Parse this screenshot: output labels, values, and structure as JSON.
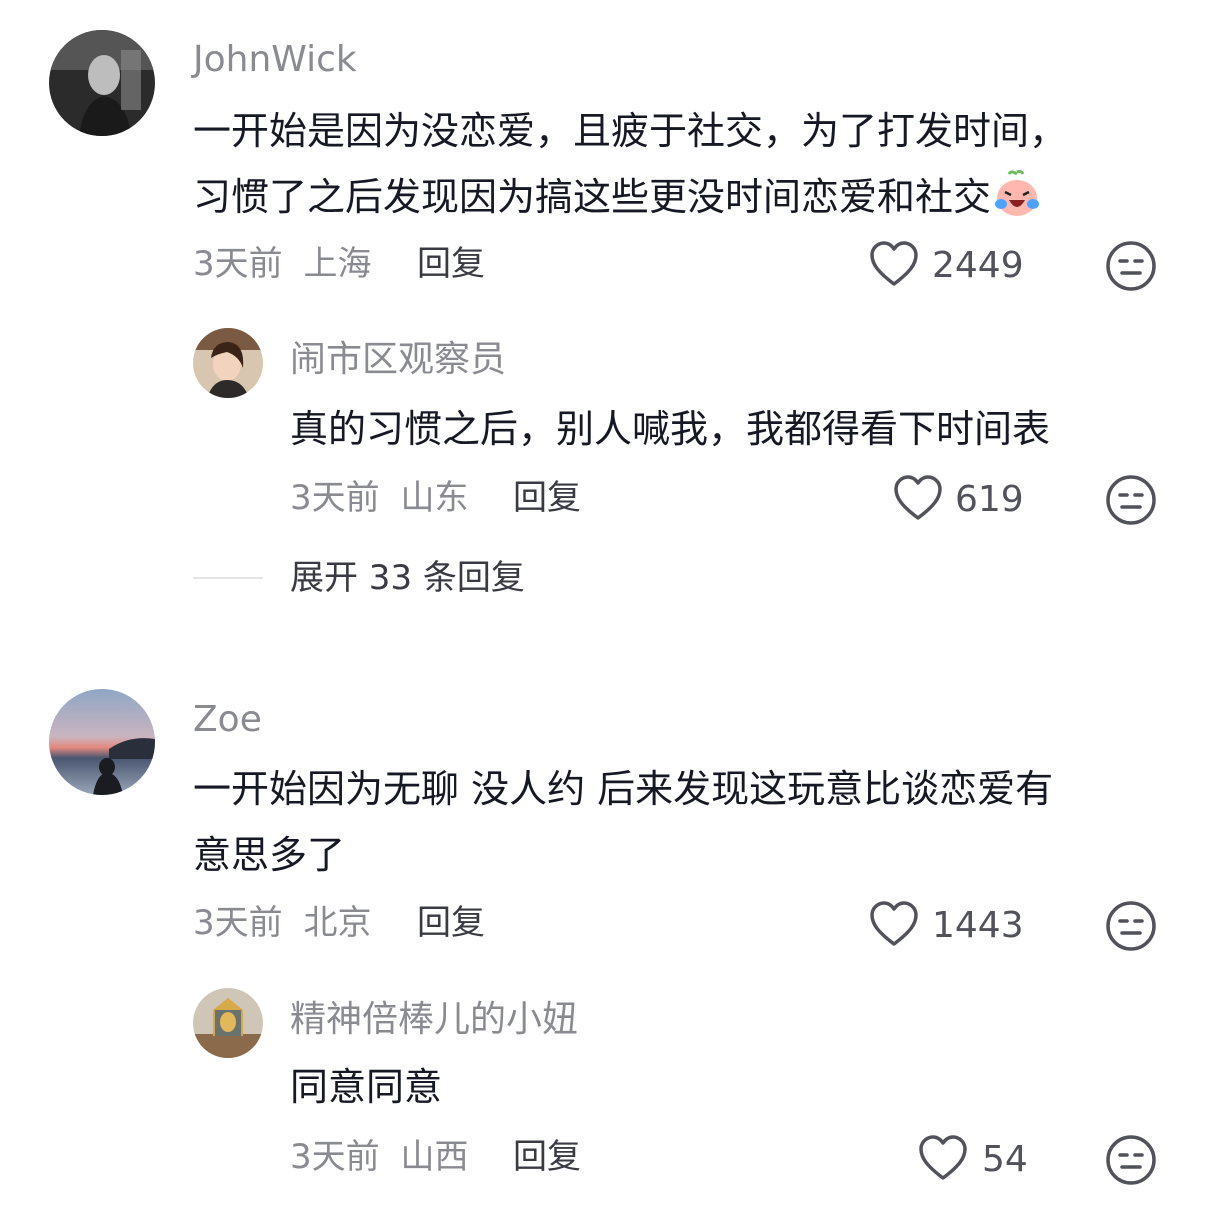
{
  "comments": [
    {
      "username": "JohnWick",
      "text_line1": "一开始是因为没恋爱，且疲于社交，为了打发时间，",
      "text_line2": "习惯了之后发现因为搞这些更没时间恋爱和社交",
      "emoji_icon": "crying-laughing-face-icon",
      "time": "3天前",
      "location": "上海",
      "reply_label": "回复",
      "likes": "2449",
      "replies": [
        {
          "username": "闹市区观察员",
          "text": "真的习惯之后，别人喊我，我都得看下时间表",
          "time": "3天前",
          "location": "山东",
          "reply_label": "回复",
          "likes": "619"
        }
      ],
      "expand_label": "展开 33 条回复"
    },
    {
      "username": "Zoe",
      "text_line1": "一开始因为无聊 没人约 后来发现这玩意比谈恋爱有",
      "text_line2": "意思多了",
      "time": "3天前",
      "location": "北京",
      "reply_label": "回复",
      "likes": "1443",
      "replies": [
        {
          "username": "精神倍棒儿的小妞",
          "text": "同意同意",
          "time": "3天前",
          "location": "山西",
          "reply_label": "回复",
          "likes": "54"
        }
      ]
    }
  ],
  "colors": {
    "text_primary": "#161823",
    "text_secondary": "#8a8b91",
    "icon_stroke": "#51525a"
  }
}
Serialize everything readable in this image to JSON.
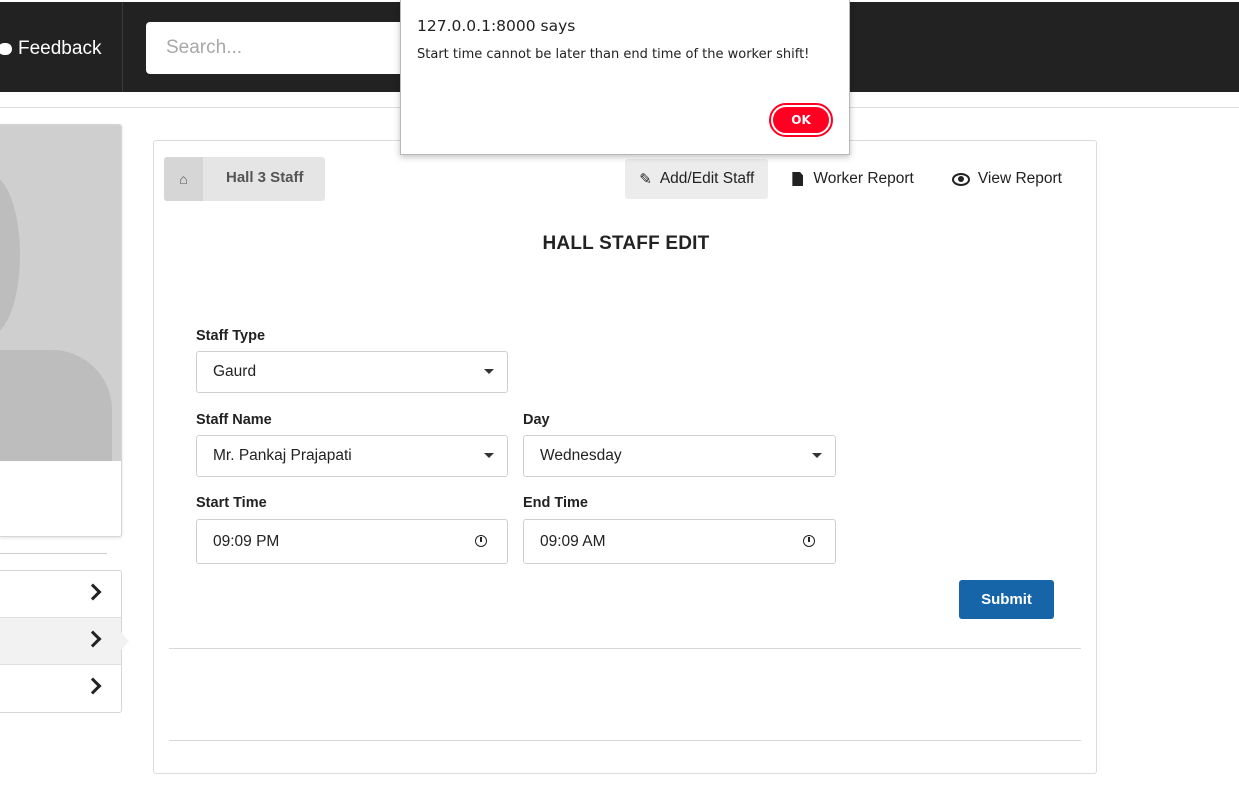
{
  "header": {
    "feedback_label": "Feedback",
    "search_placeholder": "Search..."
  },
  "sidebar": {
    "items": [
      {
        "icon": "chevron-right-icon"
      },
      {
        "icon": "chevron-right-icon"
      },
      {
        "icon": "chevron-right-icon"
      }
    ]
  },
  "main": {
    "breadcrumb": {
      "icon": "home-icon",
      "label": "Hall 3 Staff"
    },
    "tabs": [
      {
        "label": "Add/Edit Staff",
        "icon": "edit-icon"
      },
      {
        "label": "Worker Report",
        "icon": "document-icon"
      },
      {
        "label": "View Report",
        "icon": "eye-icon"
      }
    ],
    "title": "HALL STAFF EDIT",
    "form": {
      "staff_type": {
        "label": "Staff Type",
        "value": "Gaurd"
      },
      "staff_name": {
        "label": "Staff Name",
        "value": "Mr. Pankaj Prajapati"
      },
      "day": {
        "label": "Day",
        "value": "Wednesday"
      },
      "start_time": {
        "label": "Start Time",
        "value": "09:09 PM"
      },
      "end_time": {
        "label": "End Time",
        "value": "09:09 AM"
      },
      "submit_label": "Submit"
    }
  },
  "alert": {
    "origin": "127.0.0.1:8000 says",
    "message": "Start time cannot be later than end time of the worker shift!",
    "ok_label": "OK",
    "ok_color": "#ff0022"
  }
}
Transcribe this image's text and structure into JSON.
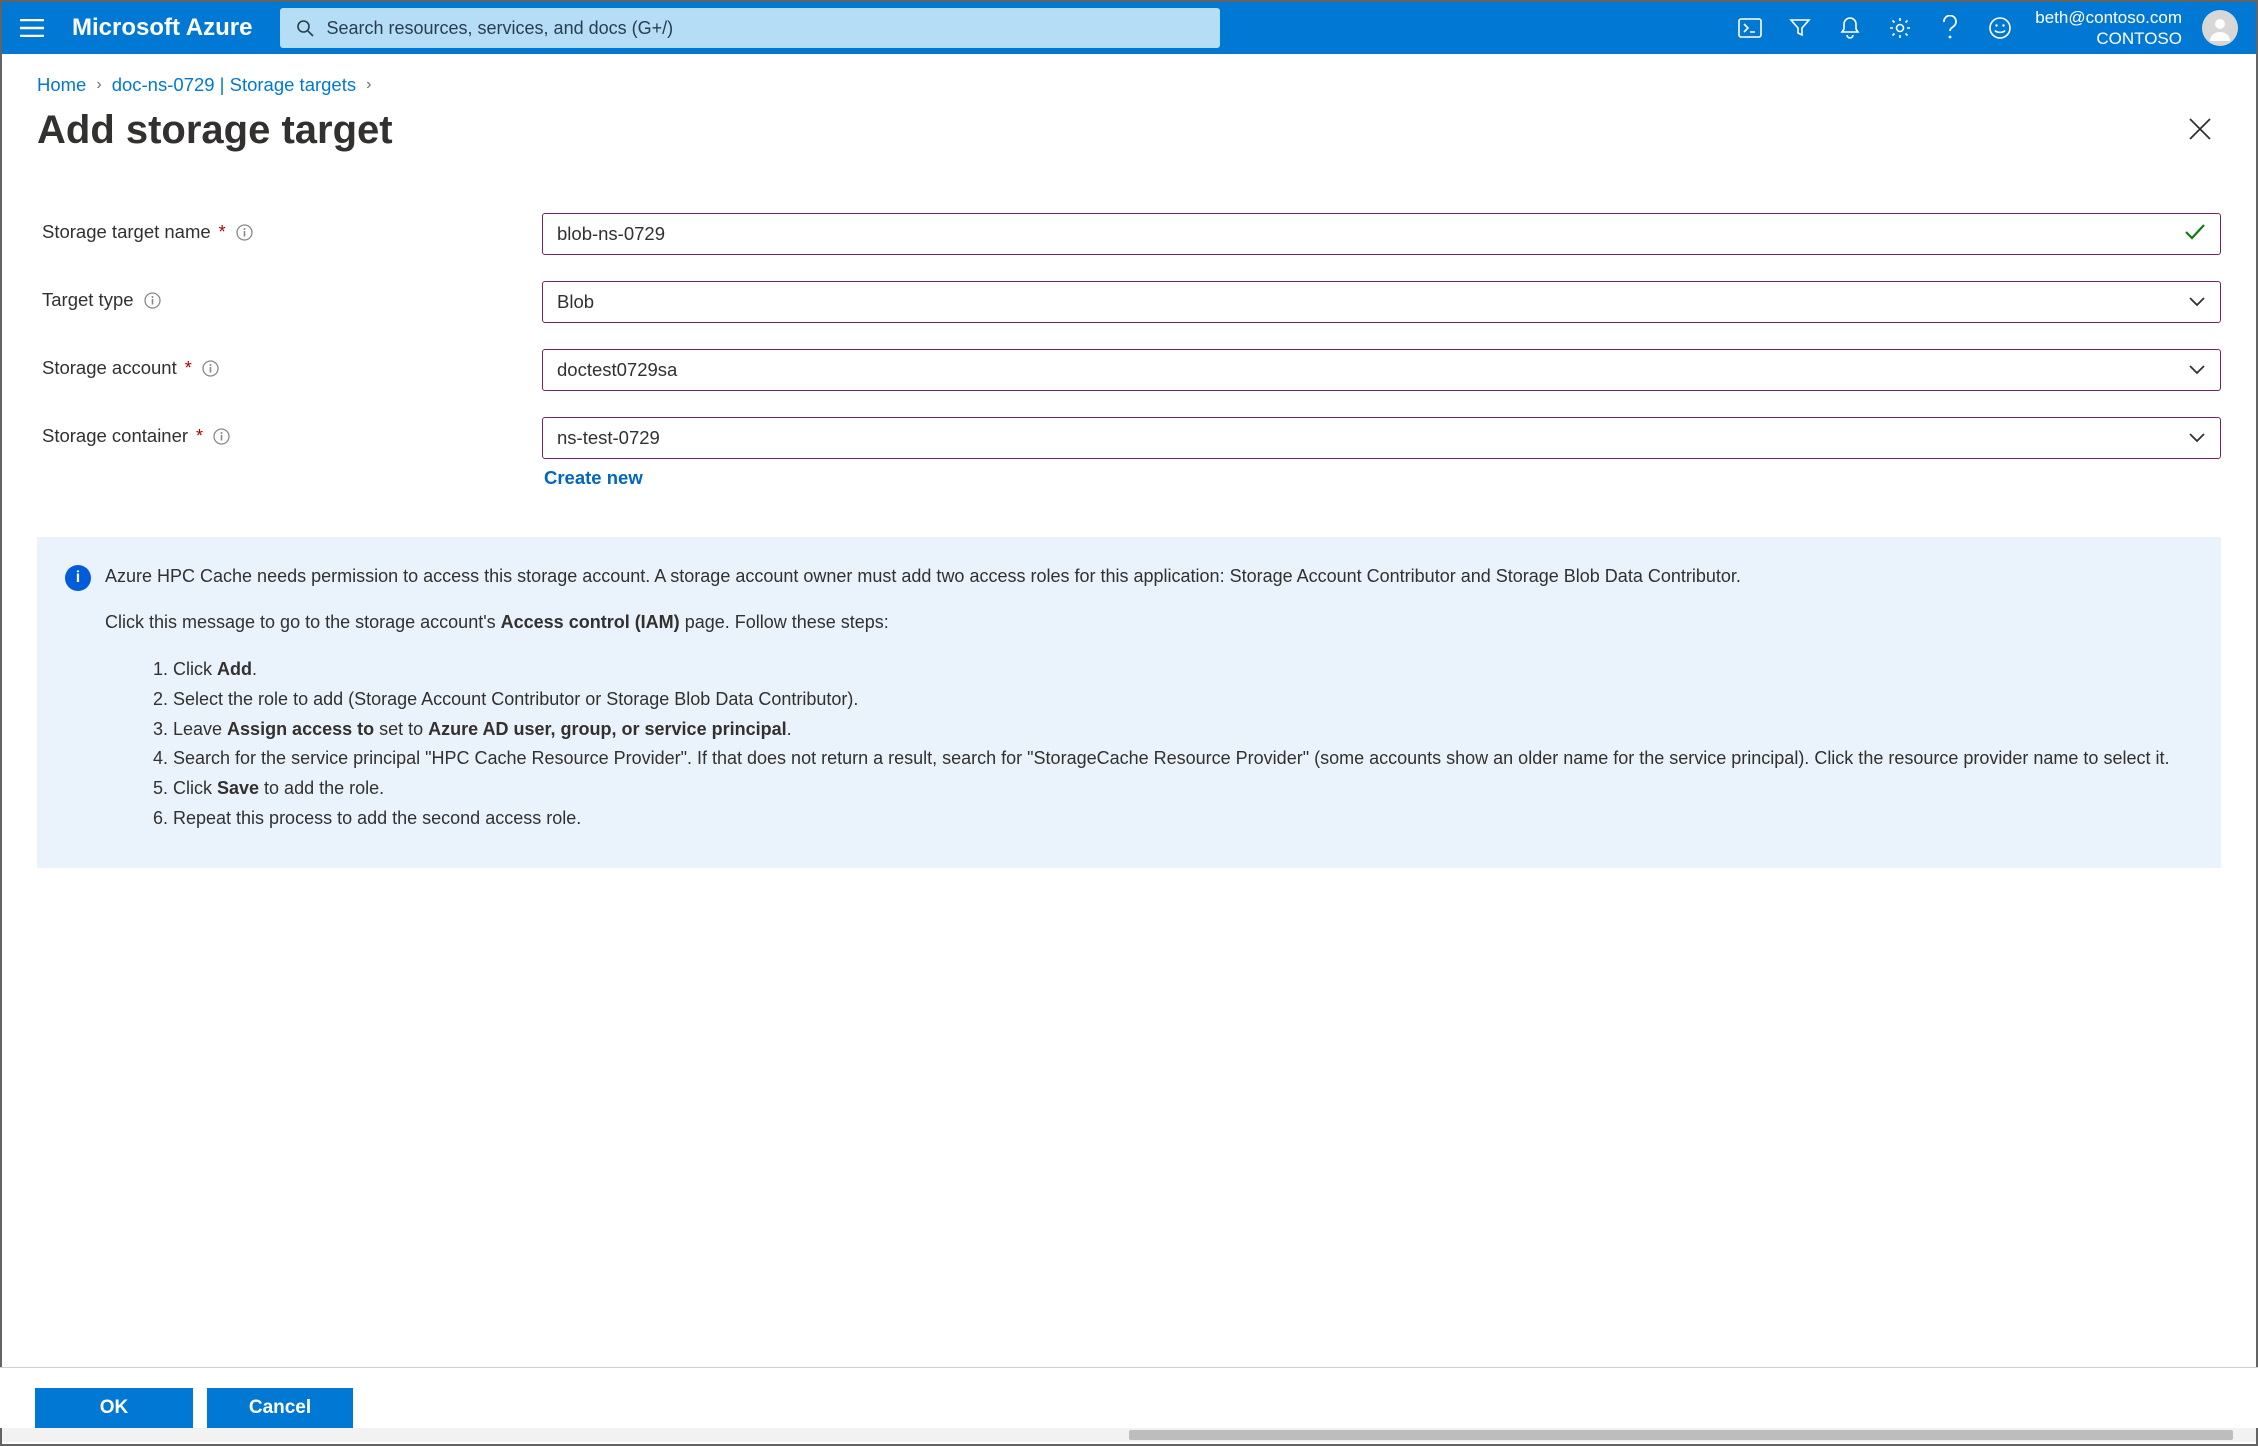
{
  "header": {
    "brand": "Microsoft Azure",
    "search_placeholder": "Search resources, services, and docs (G+/)",
    "account_email": "beth@contoso.com",
    "account_org": "CONTOSO"
  },
  "breadcrumb": {
    "items": [
      "Home",
      "doc-ns-0729 | Storage targets"
    ]
  },
  "title": "Add storage target",
  "form": {
    "name_label": "Storage target name",
    "name_value": "blob-ns-0729",
    "type_label": "Target type",
    "type_value": "Blob",
    "account_label": "Storage account",
    "account_value": "doctest0729sa",
    "container_label": "Storage container",
    "container_value": "ns-test-0729",
    "create_new": "Create new"
  },
  "callout": {
    "p1": "Azure HPC Cache needs permission to access this storage account. A storage account owner must add two access roles for this application: Storage Account Contributor and Storage Blob Data Contributor.",
    "p2_pre": "Click this message to go to the storage account's ",
    "p2_b": "Access control (IAM)",
    "p2_post": " page. Follow these steps:",
    "li1_pre": "Click ",
    "li1_b": "Add",
    "li1_post": ".",
    "li2": " Select the role to add (Storage Account Contributor or Storage Blob Data Contributor).",
    "li3_pre": "Leave ",
    "li3_b1": "Assign access to",
    "li3_mid": " set to ",
    "li3_b2": "Azure AD user, group, or service principal",
    "li3_post": ".",
    "li4": "Search for the service principal \"HPC Cache Resource Provider\". If that does not return a result, search for \"StorageCache Resource Provider\" (some accounts show an older name for the service principal). Click the resource provider name to select it.",
    "li5_pre": "Click ",
    "li5_b": "Save",
    "li5_post": " to add the role.",
    "li6": "Repeat this process to add the second access role."
  },
  "footer": {
    "ok": "OK",
    "cancel": "Cancel"
  }
}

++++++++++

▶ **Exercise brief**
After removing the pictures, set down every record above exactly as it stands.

▶ **Output for this task**
Parse this screenshot: output labels, values, and structure as JSON.
{
  "comments": [
    {
      "username": "JohnWick",
      "text_line1": "一开始是因为没恋爱，且疲于社交，为了打发时间，",
      "text_line2": "习惯了之后发现因为搞这些更没时间恋爱和社交",
      "emoji_icon": "crying-laughing-face-icon",
      "time": "3天前",
      "location": "上海",
      "reply_label": "回复",
      "likes": "2449",
      "replies": [
        {
          "username": "闹市区观察员",
          "text": "真的习惯之后，别人喊我，我都得看下时间表",
          "time": "3天前",
          "location": "山东",
          "reply_label": "回复",
          "likes": "619"
        }
      ],
      "expand_label": "展开 33 条回复"
    },
    {
      "username": "Zoe",
      "text_line1": "一开始因为无聊 没人约 后来发现这玩意比谈恋爱有",
      "text_line2": "意思多了",
      "time": "3天前",
      "location": "北京",
      "reply_label": "回复",
      "likes": "1443",
      "replies": [
        {
          "username": "精神倍棒儿的小妞",
          "text": "同意同意",
          "time": "3天前",
          "location": "山西",
          "reply_label": "回复",
          "likes": "54"
        }
      ]
    }
  ],
  "colors": {
    "text_primary": "#161823",
    "text_secondary": "#8a8b91",
    "icon_stroke": "#51525a"
  }
}
Serialize everything readable in this image to JSON.
{
  "header": {
    "feedback_label": "Feedback",
    "search_placeholder": "Search..."
  },
  "sidebar": {
    "items": [
      {
        "icon": "chevron-right-icon"
      },
      {
        "icon": "chevron-right-icon"
      },
      {
        "icon": "chevron-right-icon"
      }
    ]
  },
  "main": {
    "breadcrumb": {
      "icon": "home-icon",
      "label": "Hall 3 Staff"
    },
    "tabs": [
      {
        "label": "Add/Edit Staff",
        "icon": "edit-icon"
      },
      {
        "label": "Worker Report",
        "icon": "document-icon"
      },
      {
        "label": "View Report",
        "icon": "eye-icon"
      }
    ],
    "title": "HALL STAFF EDIT",
    "form": {
      "staff_type": {
        "label": "Staff Type",
        "value": "Gaurd"
      },
      "staff_name": {
        "label": "Staff Name",
        "value": "Mr. Pankaj Prajapati"
      },
      "day": {
        "label": "Day",
        "value": "Wednesday"
      },
      "start_time": {
        "label": "Start Time",
        "value": "09:09 PM"
      },
      "end_time": {
        "label": "End Time",
        "value": "09:09 AM"
      },
      "submit_label": "Submit"
    }
  },
  "alert": {
    "origin": "127.0.0.1:8000 says",
    "message": "Start time cannot be later than end time of the worker shift!",
    "ok_label": "OK",
    "ok_color": "#ff0022"
  }
}
Transcribe this image's text and structure into JSON.
{
  "header": {
    "brand": "Microsoft Azure",
    "search_placeholder": "Search resources, services, and docs (G+/)",
    "account_email": "beth@contoso.com",
    "account_org": "CONTOSO"
  },
  "breadcrumb": {
    "items": [
      "Home",
      "doc-ns-0729 | Storage targets"
    ]
  },
  "title": "Add storage target",
  "form": {
    "name_label": "Storage target name",
    "name_value": "blob-ns-0729",
    "type_label": "Target type",
    "type_value": "Blob",
    "account_label": "Storage account",
    "account_value": "doctest0729sa",
    "container_label": "Storage container",
    "container_value": "ns-test-0729",
    "create_new": "Create new"
  },
  "callout": {
    "p1": "Azure HPC Cache needs permission to access this storage account. A storage account owner must add two access roles for this application: Storage Account Contributor and Storage Blob Data Contributor.",
    "p2_pre": "Click this message to go to the storage account's ",
    "p2_b": "Access control (IAM)",
    "p2_post": " page. Follow these steps:",
    "li1_pre": "Click ",
    "li1_b": "Add",
    "li1_post": ".",
    "li2": " Select the role to add (Storage Account Contributor or Storage Blob Data Contributor).",
    "li3_pre": "Leave ",
    "li3_b1": "Assign access to",
    "li3_mid": " set to ",
    "li3_b2": "Azure AD user, group, or service principal",
    "li3_post": ".",
    "li4": "Search for the service principal \"HPC Cache Resource Provider\". If that does not return a result, search for \"StorageCache Resource Provider\" (some accounts show an older name for the service principal). Click the resource provider name to select it.",
    "li5_pre": "Click ",
    "li5_b": "Save",
    "li5_post": " to add the role.",
    "li6": "Repeat this process to add the second access role."
  },
  "footer": {
    "ok": "OK",
    "cancel": "Cancel"
  }
}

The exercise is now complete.